The unmanned supply ship was carrying rocket fuel, food, water and a new spacesuit
A Russian cargo ship bound for the International Space Station has been destroyed shortly after launch from Kazakhstan.
The unmanned supply ship was carrying rocket fuel, food, water and a new spacesuit when contact was lost six minutes after take-off and two minutes before it was due to arrive in orbit.
A statement on Russia's Roscosmos space agency said problems occurred "about 190km above the rugged, uninhabited, mountainous territory of the Republic of Tyva and most of the fragments were burned in the dense layers of the atmosphere".
The loss of the cargo ship, which had been scheduled to arrive at the ISS on Saturday, will "not affect the normal operations of the ISS systems and the subsistence of the station's crew", the statement continued.
This incident is the second failed launch of a Progress cargo ship in under two years. In April 2015 a Progress ship disintegrated as it fell to Earth, a failure Russia blamed on a problem with a Soyuz rocket.
Russia subsequently suspended all space travel for nearly three months and a group of astronauts were forced to spend an extra month on the ISS.

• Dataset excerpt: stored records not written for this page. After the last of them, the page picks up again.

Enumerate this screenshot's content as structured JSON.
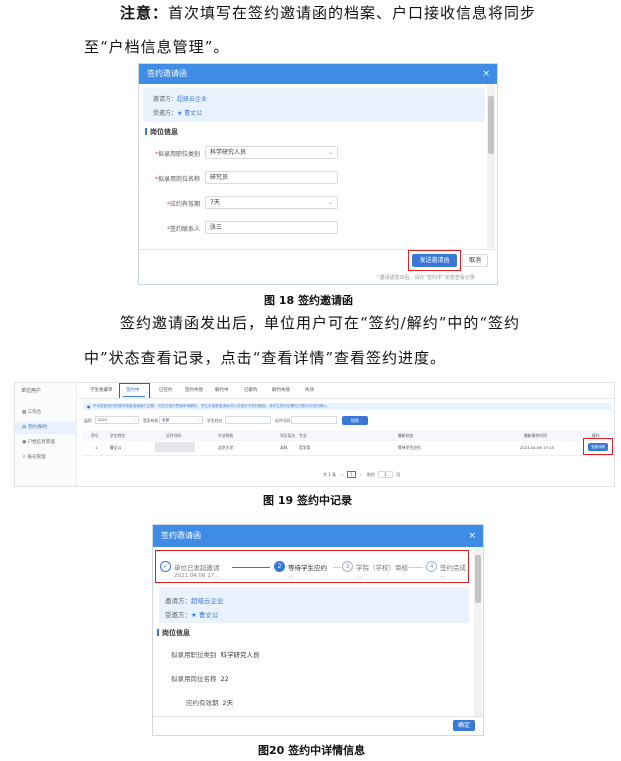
{
  "intro": {
    "note_label": "注意：",
    "line1_rest": "首次填写在签约邀请函的档案、户口接收信息将同步",
    "line2": "至“户档信息管理”。"
  },
  "fig18": {
    "dialog_title": "签约邀请函",
    "close_glyph": "×",
    "inviter_label": "邀请方：",
    "inviter_value": "超级云企业",
    "invitee_label": "受邀方：",
    "invitee_value": "★ 曹丈公",
    "section": "岗位信息",
    "fields": [
      {
        "label": "拟录用职位类别",
        "required": true,
        "value": "科学研究人员",
        "dropdown": true
      },
      {
        "label": "拟录用岗位名称",
        "required": true,
        "value": "研究员",
        "dropdown": false
      },
      {
        "label": "应约有效期",
        "required": true,
        "value": "7天",
        "dropdown": true
      },
      {
        "label": "签约联系人",
        "required": true,
        "value": "张三",
        "dropdown": false
      }
    ],
    "send_button": "发送邀请函",
    "cancel_button": "取消",
    "hint": "“邀请函发出后，请在“签约中”状态查看记录",
    "caption": "图 18 签约邀请函"
  },
  "middle": {
    "line1": "签约邀请函发出后，单位用户可在“签约/解约”中的“签约",
    "line2": "中”状态查看记录，点击“查看详情”查看签约进度。"
  },
  "fig19": {
    "user_label": "单位用户",
    "sidebar": [
      "工作台",
      "签约/解约",
      "户档信息管理",
      "账号管理"
    ],
    "sidebar_active": 1,
    "tabs": [
      "学生收藏单",
      "签约中",
      "已签约",
      "签约失败",
      "解约中",
      "已解约",
      "解约失败",
      "失效"
    ],
    "active_tab": 1,
    "notice": "不可发起签约的情况或者邀请函已过期，可在已签约界面申请解约，学生未接受邀请函可以在签约中进行撤回，待学生签约后需在已签约中进行确认。",
    "filters": {
      "year_label": "届别",
      "year_value": "2021",
      "valid_label": "是否有效",
      "valid_value": "全部",
      "name_label": "学生姓名",
      "cert_label": "证件号码",
      "search_button": "搜索"
    },
    "columns": [
      "序号",
      "学生姓名",
      "证件号码",
      "毕业院校",
      "学历层次",
      "专业",
      "最新状态",
      "最新操作时间",
      "操作"
    ],
    "rows": [
      {
        "index": "1",
        "name": "曹丈公",
        "id": "",
        "school": "北京大学",
        "level": "本科",
        "major": "哲学类",
        "status": "等待学生应约",
        "time": "2021.04.06 17:15",
        "action": "查看详情"
      }
    ],
    "pager": {
      "total": "共 1 条",
      "page": "1",
      "goto": "前往",
      "goto_value": "1",
      "unit": "页"
    },
    "caption": "图 19 签约中记录"
  },
  "fig20": {
    "dialog_title": "签约邀请函",
    "close_glyph": "×",
    "steps": [
      {
        "num": "✓",
        "label": "单位已发起邀请",
        "sub": "2021.04.06 17...",
        "state": "done"
      },
      {
        "num": "2",
        "label": "等待学生应约",
        "sub": "...",
        "state": "active"
      },
      {
        "num": "3",
        "label": "学院（学校）审核",
        "sub": "...",
        "state": "todo"
      },
      {
        "num": "4",
        "label": "签约完成",
        "sub": "...",
        "state": "todo"
      }
    ],
    "inviter_label": "邀请方：",
    "inviter_value": "超级云企业",
    "invitee_label": "受邀方：",
    "invitee_value": "★ 曹丈公",
    "section": "岗位信息",
    "items": [
      {
        "label": "拟录用职位类别",
        "value": "科学研究人员"
      },
      {
        "label": "拟录用岗位名称",
        "value": "22"
      },
      {
        "label": "应约有效期",
        "value": "2天"
      }
    ],
    "ok_button": "确定",
    "caption": "图20 签约中详情信息"
  }
}
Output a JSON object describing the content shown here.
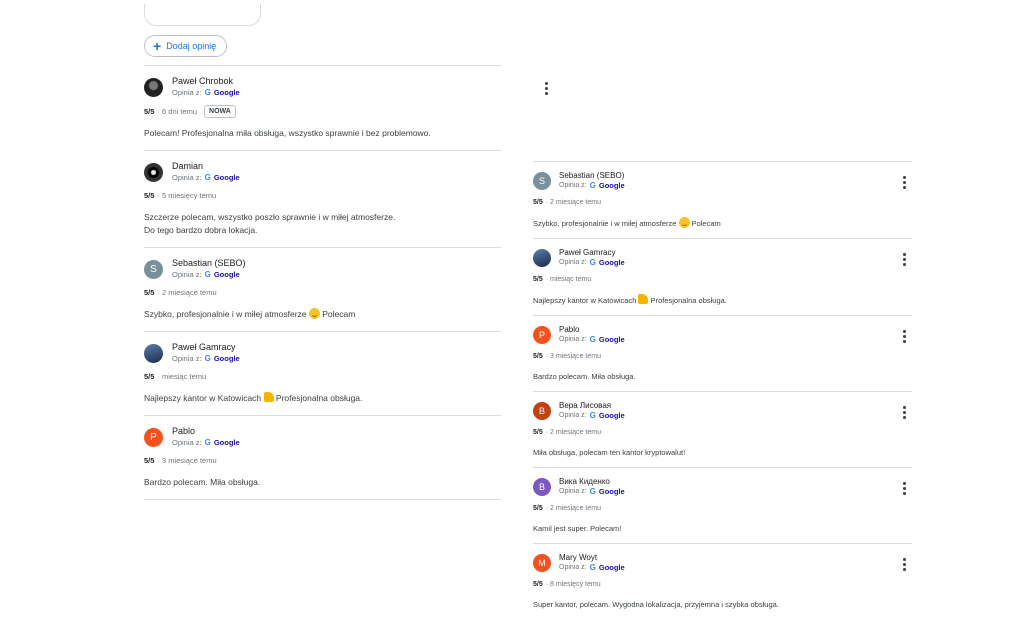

The country sends at least three such supply ships every year to the space station, after which they plummet back to Earth, burning up in the atmosphere above the Pacific Ocean.